20 May 2010

Too Clean

There's the old saying that a little bit of dirt is good for you. Turns out that's actually true. Studies are now showing that our desire for a totally sterile freakishly clean living environment could be causing problems down the line, leading to immunological problems, and ultimately allergies, asthma, multiple sclerosis, and other diseases. The WSJ has an excellent article on the subject.

Over the past decade I've observed a change in cleaning products, as well as an explosion of new brands and advertising claims. The main selling points these days seem to be one of two things: "Now kills XX% of germs!" or "Biodegradable and phosphate free! Unscented! Hypoallergenic!"

As a kid I remember cleaning products being simpler. Granted they contained things we now know to be toxic and dangerous.
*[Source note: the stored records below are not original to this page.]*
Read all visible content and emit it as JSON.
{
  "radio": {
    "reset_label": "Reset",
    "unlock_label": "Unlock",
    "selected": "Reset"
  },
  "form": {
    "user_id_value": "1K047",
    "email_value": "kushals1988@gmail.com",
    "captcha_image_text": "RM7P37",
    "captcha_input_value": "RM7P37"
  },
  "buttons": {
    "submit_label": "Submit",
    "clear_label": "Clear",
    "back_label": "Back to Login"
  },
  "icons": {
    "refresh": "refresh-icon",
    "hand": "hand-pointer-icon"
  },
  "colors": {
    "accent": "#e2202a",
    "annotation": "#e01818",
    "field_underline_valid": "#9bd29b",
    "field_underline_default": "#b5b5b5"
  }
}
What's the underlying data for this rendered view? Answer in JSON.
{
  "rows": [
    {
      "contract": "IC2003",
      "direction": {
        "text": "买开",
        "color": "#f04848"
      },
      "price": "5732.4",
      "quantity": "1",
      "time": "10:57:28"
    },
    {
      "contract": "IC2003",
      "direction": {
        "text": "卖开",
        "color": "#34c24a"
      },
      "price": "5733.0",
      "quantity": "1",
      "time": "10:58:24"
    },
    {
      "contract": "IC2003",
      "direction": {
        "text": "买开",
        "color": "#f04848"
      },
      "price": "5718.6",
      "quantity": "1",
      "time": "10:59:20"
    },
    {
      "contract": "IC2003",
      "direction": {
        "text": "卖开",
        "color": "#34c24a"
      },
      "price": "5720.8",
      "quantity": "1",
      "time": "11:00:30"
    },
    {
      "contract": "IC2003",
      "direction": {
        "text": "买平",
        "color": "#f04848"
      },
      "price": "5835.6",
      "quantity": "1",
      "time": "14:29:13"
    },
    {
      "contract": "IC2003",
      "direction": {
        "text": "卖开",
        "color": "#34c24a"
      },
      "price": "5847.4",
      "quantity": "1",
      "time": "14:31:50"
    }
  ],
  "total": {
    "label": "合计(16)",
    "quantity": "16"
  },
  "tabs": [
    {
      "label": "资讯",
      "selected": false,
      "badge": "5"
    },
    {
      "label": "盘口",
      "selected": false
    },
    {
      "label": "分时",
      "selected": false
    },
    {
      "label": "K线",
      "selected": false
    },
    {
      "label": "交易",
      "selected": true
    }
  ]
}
But this preoccupation with sterilizing our surroundings seems to have gone a bit overboard, and is now endangering the health of the next generation. Another dimension to this problem is the prevalence of antibiotics used in soaps, shampoos, body washes, hand gels, and of course in our food (a Grist article details the food issue nicely). We are a nation of clean freaks, but our penchant for being beyond squeaky clean (perhaps screamingly clean?) has given rise to two distinct problems: a lack of dirtiness which later causes disease, and the rise of the resistant super bacteria which ALSO causes disease. Double trouble.

On a More Personal Note

I'm almost finished putting in the garden, and will soon be growing far more vegetables than my partner and I can reasonably eat (so I'll be giving a lot away to the rest of my family). My partner is also involved in a sustainability project for a university class, and has decided to build a chicken tractor from recycled materials. To make it even better, the tools we're using were checked out from the North Portland Tool Library (rather than buying everything ourselves). Saves money AND everything gets re-used week after week. We make an effort to be sustainable in our everyday life. But all of this has really gotten me thinking...

What does it REALLY mean to be sustainable?

I'll tell you what it means: everything in your life must be one hundred percent recyclable, and all energy used must be one hundred percent renewable.

And why is this the ONLY way to be sustainable? Because if we create anything that cannot be recycled, using non-renewable energy, we lose. We lose the matter used in the items creation, we lose the energy used to create it, we lose the mass used to create the energy. We lose these things, and if they come back around at all, it will be in a form we likely cannot utilize. At some point, we will run out of matter. We will carve up our planet in search of resources which we will transform into wondrous things, resources which will never return to their natural state, and will forever be lost to us.

Our planet is a finite thing. Get that through your head.
Finite. Limited. Fixed. Restricted. Determinate.

Stop pretending our world is endless.